### Dataset

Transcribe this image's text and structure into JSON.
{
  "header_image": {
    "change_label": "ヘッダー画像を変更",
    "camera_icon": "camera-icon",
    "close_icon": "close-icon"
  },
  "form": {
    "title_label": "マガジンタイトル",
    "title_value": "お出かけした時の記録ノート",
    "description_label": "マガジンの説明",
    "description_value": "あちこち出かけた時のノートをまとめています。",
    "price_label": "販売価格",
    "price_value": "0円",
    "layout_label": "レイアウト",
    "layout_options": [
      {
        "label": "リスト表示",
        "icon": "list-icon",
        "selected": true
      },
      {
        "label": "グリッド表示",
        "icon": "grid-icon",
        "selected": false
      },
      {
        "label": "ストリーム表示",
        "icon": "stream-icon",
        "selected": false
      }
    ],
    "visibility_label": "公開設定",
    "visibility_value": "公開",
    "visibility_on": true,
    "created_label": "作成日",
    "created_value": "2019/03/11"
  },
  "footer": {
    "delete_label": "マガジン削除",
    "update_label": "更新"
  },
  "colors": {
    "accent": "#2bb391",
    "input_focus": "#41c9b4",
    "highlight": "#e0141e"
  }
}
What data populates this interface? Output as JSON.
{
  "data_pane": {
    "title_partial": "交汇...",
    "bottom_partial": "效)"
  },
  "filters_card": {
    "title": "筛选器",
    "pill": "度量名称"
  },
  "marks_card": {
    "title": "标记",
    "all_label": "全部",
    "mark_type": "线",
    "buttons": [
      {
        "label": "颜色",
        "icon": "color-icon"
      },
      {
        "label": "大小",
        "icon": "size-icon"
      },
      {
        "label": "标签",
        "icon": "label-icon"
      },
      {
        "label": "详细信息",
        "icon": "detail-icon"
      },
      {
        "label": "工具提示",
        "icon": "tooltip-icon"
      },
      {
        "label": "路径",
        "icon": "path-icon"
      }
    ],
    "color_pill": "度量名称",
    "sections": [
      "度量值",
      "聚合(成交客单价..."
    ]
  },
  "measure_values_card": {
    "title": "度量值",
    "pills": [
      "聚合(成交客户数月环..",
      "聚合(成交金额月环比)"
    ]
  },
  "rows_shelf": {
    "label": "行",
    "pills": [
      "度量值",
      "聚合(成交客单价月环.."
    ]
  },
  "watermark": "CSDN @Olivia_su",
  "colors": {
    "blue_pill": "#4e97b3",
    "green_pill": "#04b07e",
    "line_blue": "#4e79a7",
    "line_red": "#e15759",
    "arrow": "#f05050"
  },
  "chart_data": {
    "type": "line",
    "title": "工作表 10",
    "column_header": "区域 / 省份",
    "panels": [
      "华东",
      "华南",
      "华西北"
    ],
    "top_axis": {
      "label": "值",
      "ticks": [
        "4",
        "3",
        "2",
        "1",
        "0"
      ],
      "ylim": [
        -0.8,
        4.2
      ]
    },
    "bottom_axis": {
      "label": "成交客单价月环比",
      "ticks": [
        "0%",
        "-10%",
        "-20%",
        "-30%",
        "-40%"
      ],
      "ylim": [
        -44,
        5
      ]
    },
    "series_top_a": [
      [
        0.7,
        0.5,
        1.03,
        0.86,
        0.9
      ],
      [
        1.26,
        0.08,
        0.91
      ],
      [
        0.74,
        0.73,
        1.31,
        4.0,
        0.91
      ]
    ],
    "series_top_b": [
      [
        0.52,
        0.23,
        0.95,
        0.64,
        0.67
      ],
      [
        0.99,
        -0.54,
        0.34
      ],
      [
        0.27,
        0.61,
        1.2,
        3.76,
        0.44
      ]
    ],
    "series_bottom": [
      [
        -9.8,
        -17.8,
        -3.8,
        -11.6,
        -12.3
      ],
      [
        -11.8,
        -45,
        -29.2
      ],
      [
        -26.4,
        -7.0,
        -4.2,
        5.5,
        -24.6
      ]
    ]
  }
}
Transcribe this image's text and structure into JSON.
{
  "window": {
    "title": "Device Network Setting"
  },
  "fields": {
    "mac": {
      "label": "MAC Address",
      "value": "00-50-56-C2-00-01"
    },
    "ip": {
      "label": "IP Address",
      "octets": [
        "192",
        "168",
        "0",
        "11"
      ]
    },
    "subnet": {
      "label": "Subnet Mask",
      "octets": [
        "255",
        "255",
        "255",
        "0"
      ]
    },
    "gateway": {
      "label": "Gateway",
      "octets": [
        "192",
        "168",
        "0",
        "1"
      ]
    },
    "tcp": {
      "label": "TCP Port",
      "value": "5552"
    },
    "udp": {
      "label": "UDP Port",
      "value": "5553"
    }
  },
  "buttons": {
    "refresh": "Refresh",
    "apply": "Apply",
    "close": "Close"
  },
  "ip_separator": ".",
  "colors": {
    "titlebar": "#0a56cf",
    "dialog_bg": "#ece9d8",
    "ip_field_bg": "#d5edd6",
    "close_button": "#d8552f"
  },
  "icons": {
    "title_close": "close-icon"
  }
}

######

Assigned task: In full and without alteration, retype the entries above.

Output for this task:
Transcribe this image's text and structure into JSON.
{
  "header_image": {
    "change_label": "ヘッダー画像を変更",
    "camera_icon": "camera-icon",
    "close_icon": "close-icon"
  },
  "form": {
    "title_label": "マガジンタイトル",
    "title_value": "お出かけした時の記録ノート",
    "description_label": "マガジンの説明",
    "description_value": "あちこち出かけた時のノートをまとめています。",
    "price_label": "販売価格",
    "price_value": "0円",
    "layout_label": "レイアウト",
    "layout_options": [
      {
        "label": "リスト表示",
        "icon": "list-icon",
        "selected": true
      },
      {
        "label": "グリッド表示",
        "icon": "grid-icon",
        "selected": false
      },
      {
        "label": "ストリーム表示",
        "icon": "stream-icon",
        "selected": false
      }
    ],
    "visibility_label": "公開設定",
    "visibility_value": "公開",
    "visibility_on": true,
    "created_label": "作成日",
    "created_value": "2019/03/11"
  },
  "footer": {
    "delete_label": "マガジン削除",
    "update_label": "更新"
  },
  "colors": {
    "accent": "#2bb391",
    "input_focus": "#41c9b4",
    "highlight": "#e0141e"
  }
}
What data populates this interface? Output as JSON.
{
  "data_pane": {
    "title_partial": "交汇...",
    "bottom_partial": "效)"
  },
  "filters_card": {
    "title": "筛选器",
    "pill": "度量名称"
  },
  "marks_card": {
    "title": "标记",
    "all_label": "全部",
    "mark_type": "线",
    "buttons": [
      {
        "label": "颜色",
        "icon": "color-icon"
      },
      {
        "label": "大小",
        "icon": "size-icon"
      },
      {
        "label": "标签",
        "icon": "label-icon"
      },
      {
        "label": "详细信息",
        "icon": "detail-icon"
      },
      {
        "label": "工具提示",
        "icon": "tooltip-icon"
      },
      {
        "label": "路径",
        "icon": "path-icon"
      }
    ],
    "color_pill": "度量名称",
    "sections": [
      "度量值",
      "聚合(成交客单价..."
    ]
  },
  "measure_values_card": {
    "title": "度量值",
    "pills": [
      "聚合(成交客户数月环..",
      "聚合(成交金额月环比)"
    ]
  },
  "rows_shelf": {
    "label": "行",
    "pills": [
      "度量值",
      "聚合(成交客单价月环.."
    ]
  },
  "watermark": "CSDN @Olivia_su",
  "colors": {
    "blue_pill": "#4e97b3",
    "green_pill": "#04b07e",
    "line_blue": "#4e79a7",
    "line_red": "#e15759",
    "arrow": "#f05050"
  },
  "chart_data": {
    "type": "line",
    "title": "工作表 10",
    "column_header": "区域 / 省份",
    "panels": [
      "华东",
      "华南",
      "华西北"
    ],
    "top_axis": {
      "label": "值",
      "ticks": [
        "4",
        "3",
        "2",
        "1",
        "0"
      ],
      "ylim": [
        -0.8,
        4.2
      ]
    },
    "bottom_axis": {
      "label": "成交客单价月环比",
      "ticks": [
        "0%",
        "-10%",
        "-20%",
        "-30%",
        "-40%"
      ],
      "ylim": [
        -44,
        5
      ]
    },
    "series_top_a": [
      [
        0.7,
        0.5,
        1.03,
        0.86,
        0.9
      ],
      [
        1.26,
        0.08,
        0.91
      ],
      [
        0.74,
        0.73,
        1.31,
        4.0,
        0.91
      ]
    ],
    "series_top_b": [
      [
        0.52,
        0.23,
        0.95,
        0.64,
        0.67
      ],
      [
        0.99,
        -0.54,
        0.34
      ],
      [
        0.27,
        0.61,
        1.2,
        3.76,
        0.44
      ]
    ],
    "series_bottom": [
      [
        -9.8,
        -17.8,
        -3.8,
        -11.6,
        -12.3
      ],
      [
        -11.8,
        -45,
        -29.2
      ],
      [
        -26.4,
        -7.0,
        -4.2,
        5.5,
        -24.6
      ]
    ]
  }
}
Transcribe this image's text and structure into JSON.
{
  "window": {
    "title": "Device Network Setting"
  },
  "fields": {
    "mac": {
      "label": "MAC Address",
      "value": "00-50-56-C2-00-01"
    },
    "ip": {
      "label": "IP Address",
      "octets": [
        "192",
        "168",
        "0",
        "11"
      ]
    },
    "subnet": {
      "label": "Subnet Mask",
      "octets": [
        "255",
        "255",
        "255",
        "0"
      ]
    },
    "gateway": {
      "label": "Gateway",
      "octets": [
        "192",
        "168",
        "0",
        "1"
      ]
    },
    "tcp": {
      "label": "TCP Port",
      "value": "5552"
    },
    "udp": {
      "label": "UDP Port",
      "value": "5553"
    }
  },
  "buttons": {
    "refresh": "Refresh",
    "apply": "Apply",
    "close": "Close"
  },
  "ip_separator": ".",
  "colors": {
    "titlebar": "#0a56cf",
    "dialog_bg": "#ece9d8",
    "ip_field_bg": "#d5edd6",
    "close_button": "#d8552f"
  },
  "icons": {
    "title_close": "close-icon"
  }
}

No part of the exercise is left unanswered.